In a recent report from the Guardian, articles from major newspapers across the nation were compared in an attempt to find an idea of what percentage were authored by both male and female writers. The results were shocking. Of all articles written for newspapers, the study finds that on average, females are behind only 30% of published articles. The other 70% are provided by men. This quite rightly leads people to wondering exactly why this is the case.
In a further breakdown, the Guardian continued their report by looking at female presence in the different sections of newspapers. The results showed that females did indeed dominate several sections’ authorship but in others they are entirely absent. There is an overwhelming majority of female authors in both entertainment and lifestyle; and a vast minority in sports, front-page news, and science and technology.
The report goes onto examine how female readers, as a whole, interact with these subjects through comments and social media sharing and again, a gender divide appears. Women are much more likely to interact with and share articles about popular culture—entertainment and lifestyle—than they are to discuss sport, news, or science.
While some may feel this breakdown is to be expected, others are responding to this report with both shock and condemnation. The year 2012 does not expect to see gender biases and inequality in the workplace, nor do they expect to see women assigned stereotypical gender roles. It is a hot issue at the moment with politicians around the globe threatening women’s choices and bringing attention back to women’s rights. Feminism is the latest trend, and the allotment of articles to woman speaks volumes about culture in general. It deserves investigation as to why we see men and women in certain ways (due to tradition or nature), and whether this designation of societal roles ought to hold a place in our modern age.

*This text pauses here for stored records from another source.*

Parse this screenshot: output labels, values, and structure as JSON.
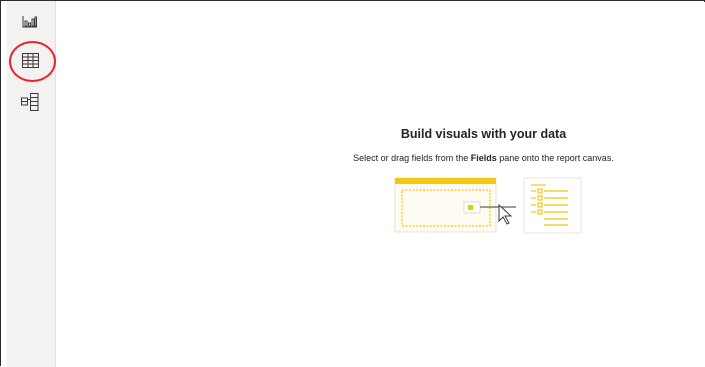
{
  "view_rail": {
    "items": [
      {
        "name": "report-view",
        "icon": "bar-chart-icon"
      },
      {
        "name": "data-view",
        "icon": "table-icon",
        "highlighted": true
      },
      {
        "name": "model-view",
        "icon": "model-icon"
      }
    ],
    "highlight_color": "#e8252f"
  },
  "empty_state": {
    "title": "Build visuals with your data",
    "subtitle_before": "Select or drag fields from the ",
    "subtitle_bold": "Fields",
    "subtitle_after": " pane onto the report canvas.",
    "illustration_icon": "drag-fields-illustration",
    "accent_color": "#f2c811"
  }
}
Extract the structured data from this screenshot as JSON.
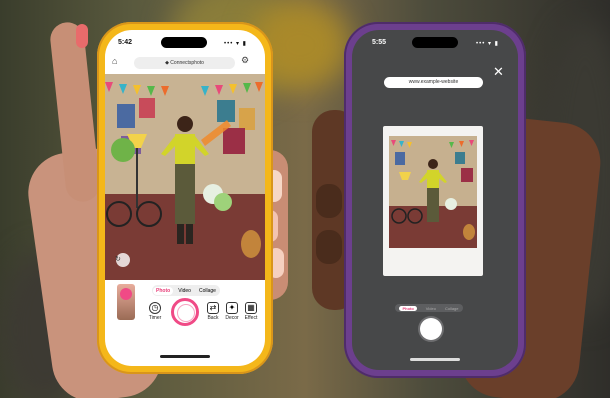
{
  "left_phone": {
    "status_time": "5:42",
    "status_icons": "••• ▾ ▮",
    "url": "◆ Connectsphoto",
    "camera_modes": [
      "Photo",
      "Video",
      "Collage"
    ],
    "active_mode": "Photo",
    "tools": [
      {
        "label": "Timer",
        "icon": "timer-icon",
        "glyph": "◷"
      },
      {
        "label": "Back",
        "icon": "flip-camera-icon",
        "glyph": "⇄"
      },
      {
        "label": "Decor",
        "icon": "decor-icon",
        "glyph": "✦"
      },
      {
        "label": "Effect",
        "icon": "effect-icon",
        "glyph": "▦"
      }
    ],
    "home_icon": "house-icon",
    "settings_icon": "gear-icon",
    "flip_icon": "rotate-icon"
  },
  "right_phone": {
    "status_time": "5:55",
    "status_icons": "••• ▾ ▮",
    "caption": "www.example-website",
    "close_icon": "close-icon",
    "camera_modes": [
      "Photo",
      "Video",
      "Collage"
    ],
    "active_mode": "Photo"
  },
  "colors": {
    "yellow_case": "#f4b71a",
    "purple_case": "#6c3f8e",
    "accent_pink": "#f04a86",
    "dark_screen": "#474849"
  }
}
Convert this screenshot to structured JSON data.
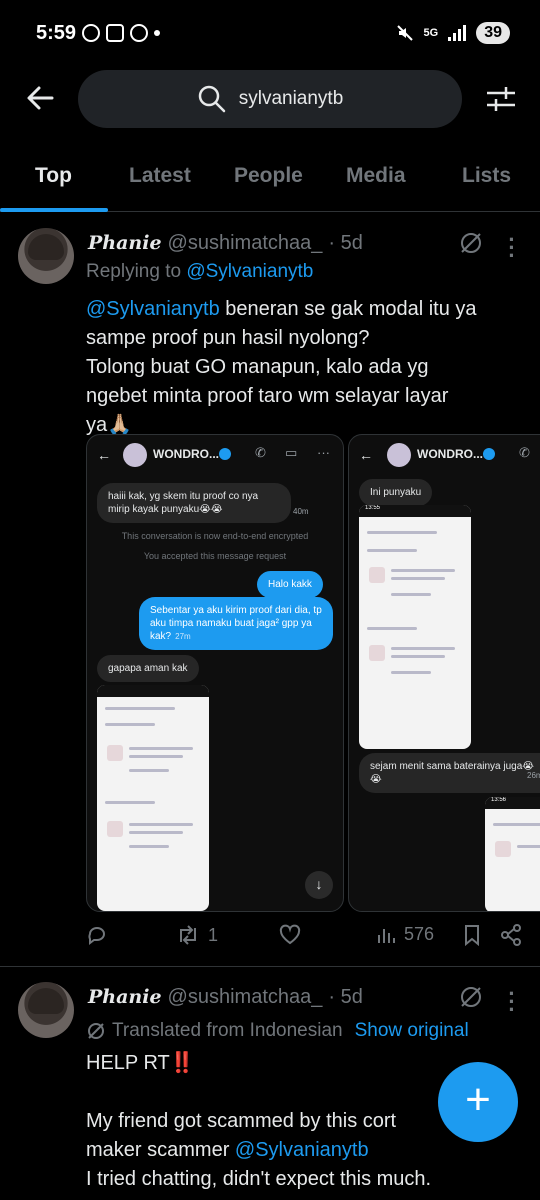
{
  "status_bar": {
    "time": "5:59",
    "network": "5G",
    "battery": "39"
  },
  "search": {
    "query": "sylvanianytb"
  },
  "tabs": [
    {
      "label": "Top",
      "active": true
    },
    {
      "label": "Latest",
      "active": false
    },
    {
      "label": "People",
      "active": false
    },
    {
      "label": "Media",
      "active": false
    },
    {
      "label": "Lists",
      "active": false
    }
  ],
  "tweet1": {
    "display_name": "Phanie",
    "handle": "@sushimatchaa_",
    "time": "· 5d",
    "replying_prefix": "Replying to",
    "replying_to": "@Sylvanianytb",
    "mention": "@Sylvanianytb",
    "text_lines": [
      " beneran se gak modal itu ya",
      "sampe proof pun hasil nyolong?",
      "Tolong buat GO manapun, kalo ada yg",
      "ngebet minta proof taro wm selayar layar",
      "ya🙏🏼"
    ],
    "media": {
      "left": {
        "chat_name": "WONDRO...",
        "msg_in_1": "haiii kak, yg skem itu proof co nya mirip kayak punyaku😭😭",
        "msg_in_1_time": "40m",
        "sys_1": "This conversation is now end-to-end encrypted",
        "sys_2": "You accepted this message request",
        "msg_out_1": "Halo kakk",
        "msg_out_2": "Sebentar ya aku kirim proof dari dia, tp aku timpa namaku buat jaga² gpp ya kak?",
        "msg_out_2_time": "27m",
        "msg_in_2": "gapapa aman kak"
      },
      "right": {
        "chat_name": "WONDRO...",
        "msg_in_1": "Ini punyaku",
        "msg_in_2": "sejam menit sama baterainya juga😭😭",
        "msg_in_2_time": "26m",
        "screenshot_time": "13:55",
        "screenshot_time_2": "13:56"
      }
    },
    "actions": {
      "replies": "",
      "reposts": "1",
      "likes": "",
      "views": "576"
    }
  },
  "tweet2": {
    "display_name": "Phanie",
    "handle": "@sushimatchaa_",
    "time": "· 5d",
    "translated_label": "Translated from Indonesian",
    "show_original": "Show original",
    "line1": "HELP RT‼️",
    "line2": "My friend got scammed by this cort",
    "line3_prefix": "maker scammer ",
    "line3_mention": "@Sylvanianytb",
    "line4": "I tried chatting, didn't expect this much."
  },
  "colors": {
    "accent": "#1d9bf0",
    "background": "#000000",
    "muted": "#71767b"
  }
}
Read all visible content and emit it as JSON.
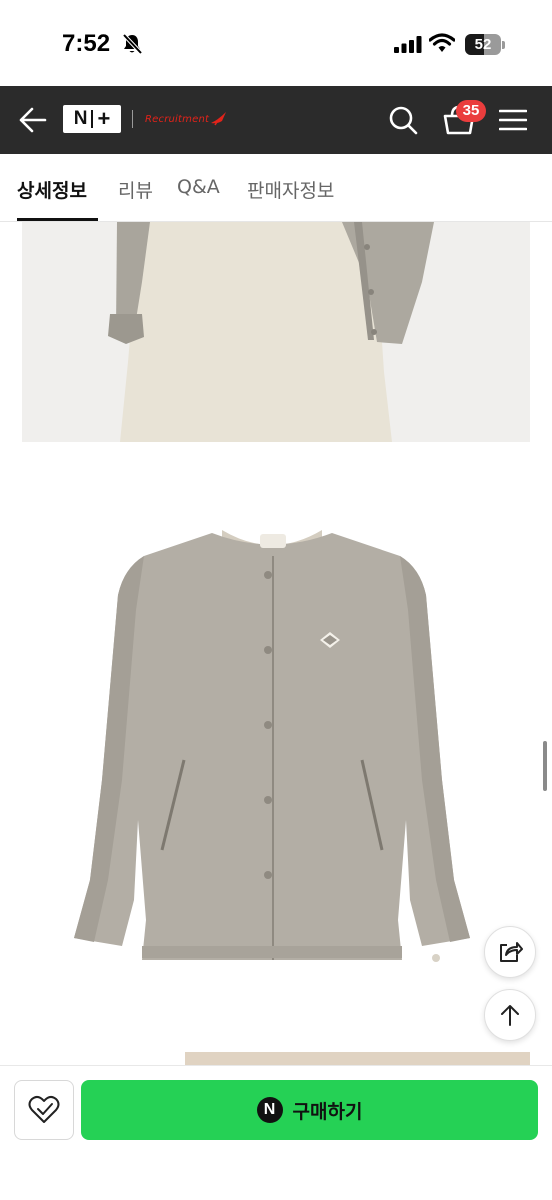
{
  "status_bar": {
    "time": "7:52",
    "battery": "52",
    "battery_level": 0.52,
    "icons": [
      "bell-slash-icon",
      "signal-icon",
      "wifi-icon",
      "battery-icon"
    ]
  },
  "header": {
    "logo_left": "N",
    "logo_right": "+",
    "brand": "Recruitment",
    "cart_count": "35",
    "icons": [
      "back-arrow-icon",
      "search-icon",
      "basket-icon",
      "hamburger-menu-icon"
    ],
    "background": "#2b2b2b"
  },
  "tabs": [
    {
      "label": "상세정보",
      "active": true
    },
    {
      "label": "리뷰",
      "active": false
    },
    {
      "label": "Q&A",
      "active": false
    },
    {
      "label": "판매자정보",
      "active": false
    }
  ],
  "floating_buttons": [
    "share-icon",
    "arrow-up-icon"
  ],
  "bottom_bar": {
    "pay_badge": "N",
    "buy_label": "구매하기",
    "wish_icon": "heart-check-icon",
    "accent": "#25d155"
  }
}
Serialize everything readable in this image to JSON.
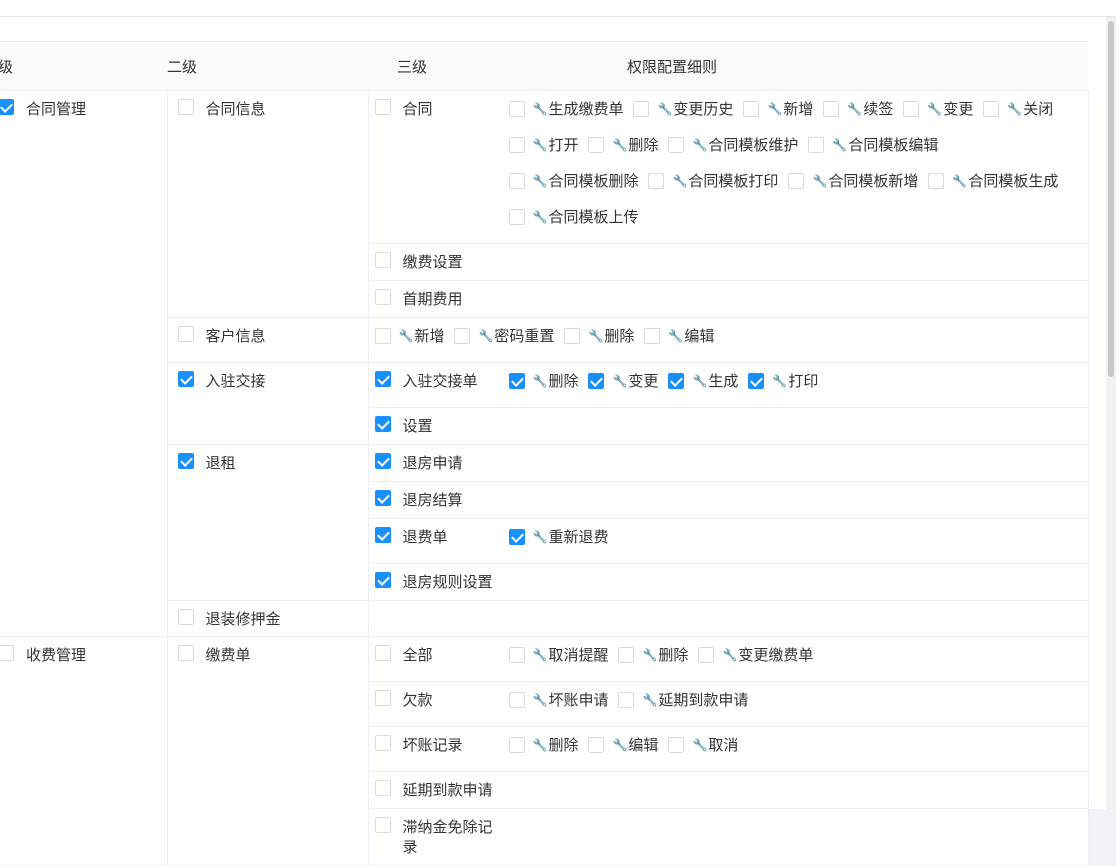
{
  "headers": {
    "level1": "级",
    "level2": "二级",
    "level3": "三级",
    "details": "权限配置细则"
  },
  "colors": {
    "checked": "#1890ff",
    "border": "#d9d9d9",
    "header_bg": "#fafafa"
  },
  "icons": {
    "permission_icon": "wrench-icon"
  },
  "groups": [
    {
      "name": "合同管理",
      "checked": true,
      "level2": [
        {
          "name": "合同信息",
          "checked": false,
          "level3": [
            {
              "name": "合同",
              "checked": false,
              "details": [
                {
                  "label": "生成缴费单",
                  "checked": false
                },
                {
                  "label": "变更历史",
                  "checked": false
                },
                {
                  "label": "新增",
                  "checked": false
                },
                {
                  "label": "续签",
                  "checked": false
                },
                {
                  "label": "变更",
                  "checked": false
                },
                {
                  "label": "关闭",
                  "checked": false
                },
                {
                  "label": "打开",
                  "checked": false
                },
                {
                  "label": "删除",
                  "checked": false
                },
                {
                  "label": "合同模板维护",
                  "checked": false
                },
                {
                  "label": "合同模板编辑",
                  "checked": false
                },
                {
                  "label": "合同模板删除",
                  "checked": false
                },
                {
                  "label": "合同模板打印",
                  "checked": false
                },
                {
                  "label": "合同模板新增",
                  "checked": false
                },
                {
                  "label": "合同模板生成",
                  "checked": false
                },
                {
                  "label": "合同模板上传",
                  "checked": false
                }
              ]
            },
            {
              "name": "缴费设置",
              "checked": false,
              "details": []
            },
            {
              "name": "首期费用",
              "checked": false,
              "details": []
            }
          ]
        },
        {
          "name": "客户信息",
          "checked": false,
          "direct_details": [
            {
              "label": "新增",
              "checked": false
            },
            {
              "label": "密码重置",
              "checked": false
            },
            {
              "label": "删除",
              "checked": false
            },
            {
              "label": "编辑",
              "checked": false
            }
          ]
        },
        {
          "name": "入驻交接",
          "checked": true,
          "level3": [
            {
              "name": "入驻交接单",
              "checked": true,
              "details": [
                {
                  "label": "删除",
                  "checked": true
                },
                {
                  "label": "变更",
                  "checked": true
                },
                {
                  "label": "生成",
                  "checked": true
                },
                {
                  "label": "打印",
                  "checked": true
                }
              ]
            },
            {
              "name": "设置",
              "checked": true,
              "details": []
            }
          ]
        },
        {
          "name": "退租",
          "checked": true,
          "level3": [
            {
              "name": "退房申请",
              "checked": true,
              "details": []
            },
            {
              "name": "退房结算",
              "checked": true,
              "details": []
            },
            {
              "name": "退费单",
              "checked": true,
              "details": [
                {
                  "label": "重新退费",
                  "checked": true
                }
              ]
            },
            {
              "name": "退房规则设置",
              "checked": true,
              "details": []
            }
          ]
        },
        {
          "name": "退装修押金",
          "checked": false,
          "direct_details": []
        }
      ]
    },
    {
      "name": "收费管理",
      "checked": false,
      "level2": [
        {
          "name": "缴费单",
          "checked": false,
          "level3": [
            {
              "name": "全部",
              "checked": false,
              "details": [
                {
                  "label": "取消提醒",
                  "checked": false
                },
                {
                  "label": "删除",
                  "checked": false
                },
                {
                  "label": "变更缴费单",
                  "checked": false
                }
              ]
            },
            {
              "name": "欠款",
              "checked": false,
              "details": [
                {
                  "label": "坏账申请",
                  "checked": false
                },
                {
                  "label": "延期到款申请",
                  "checked": false
                }
              ]
            },
            {
              "name": "坏账记录",
              "checked": false,
              "details": [
                {
                  "label": "删除",
                  "checked": false
                },
                {
                  "label": "编辑",
                  "checked": false
                },
                {
                  "label": "取消",
                  "checked": false
                }
              ]
            },
            {
              "name": "延期到款申请",
              "checked": false,
              "details": []
            },
            {
              "name": "滞纳金免除记录",
              "checked": false,
              "details": []
            }
          ]
        }
      ]
    }
  ]
}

In an attempt to explain these recent findings, some are suggesting that the gender divide in newspapers may only be attributed to the journalistic image of a tough, clever, male reporter who whittles answers out of interviewees. This provides an image that can be seen to clash with social ideas of what femininity is defined as: kindness, honesty, and compassion. Furthermore, if female writers do pursue a journalism career, this report implies they will be automatically slotted into the socially “more feminine” sections of lifestyle, entertainment, and general popular culture.
Many question if this is gender performativity in action, the idea that because women are born female they are subconsciously aware and abiding to what it means to be feminine (in this case, to write the “fluffier” side of journalism)? Or are women simply more in-tuned with this idea of popular culture, and what one could argue is the more emotional, people-oriented end of the journalistic field? Consequently, is it only normal that women leave the “tougher” areas of sports, front-page news, and technology to their male counterparts? Many would believe this is in fact the larger social norm. Thus, journalist authorship is merely a lens to reflect it.
PHOTO CREDIT: Wiki commons